Pope Francis addressed a meeting of some 300 Catholic bishops from around a world Sunday by forcefully asserting that marriage is an indissoluble bond between man and woman, for it is "God's dream for his beloved creation." But he said the church doesn't judge and must "seek out and care for hurting couples with the balm of acceptance and mercy."
Francis said the church cannot be "swayed by passing fads or popular opinion," but he also pointed out that the church is also a mother who doesn't point fingers or judge her children, as marriages fail.
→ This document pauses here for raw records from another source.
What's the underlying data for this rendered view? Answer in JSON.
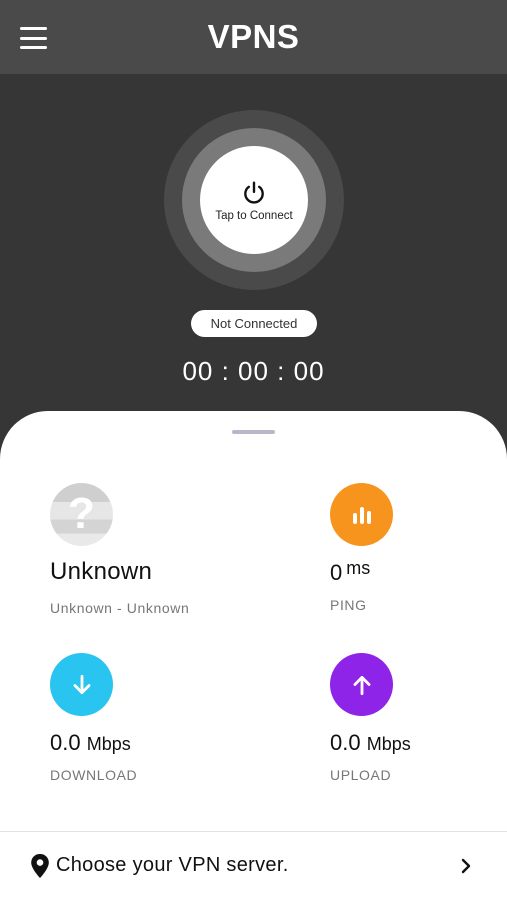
{
  "header": {
    "title": "VPNS",
    "menu_icon": "hamburger-menu-icon"
  },
  "connect": {
    "button_label": "Tap to Connect",
    "icon": "power-icon",
    "status": "Not Connected",
    "timer": "00 : 00 : 00"
  },
  "stats": {
    "location": {
      "name": "Unknown",
      "detail": "Unknown - Unknown",
      "icon": "question-mark-icon"
    },
    "ping": {
      "value": "0",
      "unit": "ms",
      "caption": "PING",
      "icon": "bar-chart-icon",
      "color": "#F7941D"
    },
    "download": {
      "value": "0.0",
      "unit": "Mbps",
      "caption": "DOWNLOAD",
      "icon": "arrow-down-icon",
      "color": "#29C5F0"
    },
    "upload": {
      "value": "0.0",
      "unit": "Mbps",
      "caption": "UPLOAD",
      "icon": "arrow-up-icon",
      "color": "#8E24E8"
    }
  },
  "server": {
    "label": "Choose your VPN server.",
    "icon": "map-pin-icon",
    "chevron": "chevron-right-icon"
  }
}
Presiding over the Family in the Modern World synod at the Mass in St. Peter's Basilica, he talked about the needs and ways to better minister to Catholic families experiencing separation, divorce and other problems when the church's teaching holds that marriage is forever.
His statements addressing the divisive issues confronting the orthodox and traditional meaning of marriage came shortly after the media's coverage on his meetings with Kentucky County clerk Kim Davis, who was jailed for six days for refusing to issue a marriage license to a gay couple, and with a gay man during his visit to the United States in September.
According to Reuters, Francis dedicated one-third of his sermon to the topic of love between man and woman and its role in procreation.
"This is God's dream for his beloved creation: to see it fulfilled in the loving union between a man and a woman, rejoicing in their shared journey, fruitful in their mutual gift of self," he said, referencing heterosexual marriage as "true meaning of the couple and of human sexuality in God's plan."
However, the Pope said the person "who falls or errs must be understood and loved."
"The Church must search out these persons, welcome and accompany them, for a Church with closed doors betrays herself and her mission, and, instead of being a bridge, becomes a roadblock," he said, according to Reuters.
A day before the gathering, the Vatican immediately dismissed a Polish priest from his job after he came out as gay and called for changes in Catholic teachings against homosexual activity.
In its explanation of the dismissal of the gay Polish priest, the Vatican said his very public coming out was intended to put undue media pressure on the synod on gay issues, which was expected to be only a small part of the bishops' discussions, according to Associated Press.
The key topic at the synod will be how to reach out to Catholics who have divorced and remarried in civil ceremonies. They are considered by the Church to be still married to their first spouse and living in a state of sin. Some bishops want a change to the rules that bars them from receiving sacraments such as communion.
Last month, Francis made it easier and faster for Catholics to secure a marriage annulment, the most radical such reform for 250 years, and told bishops to be more welcoming to divorced couples.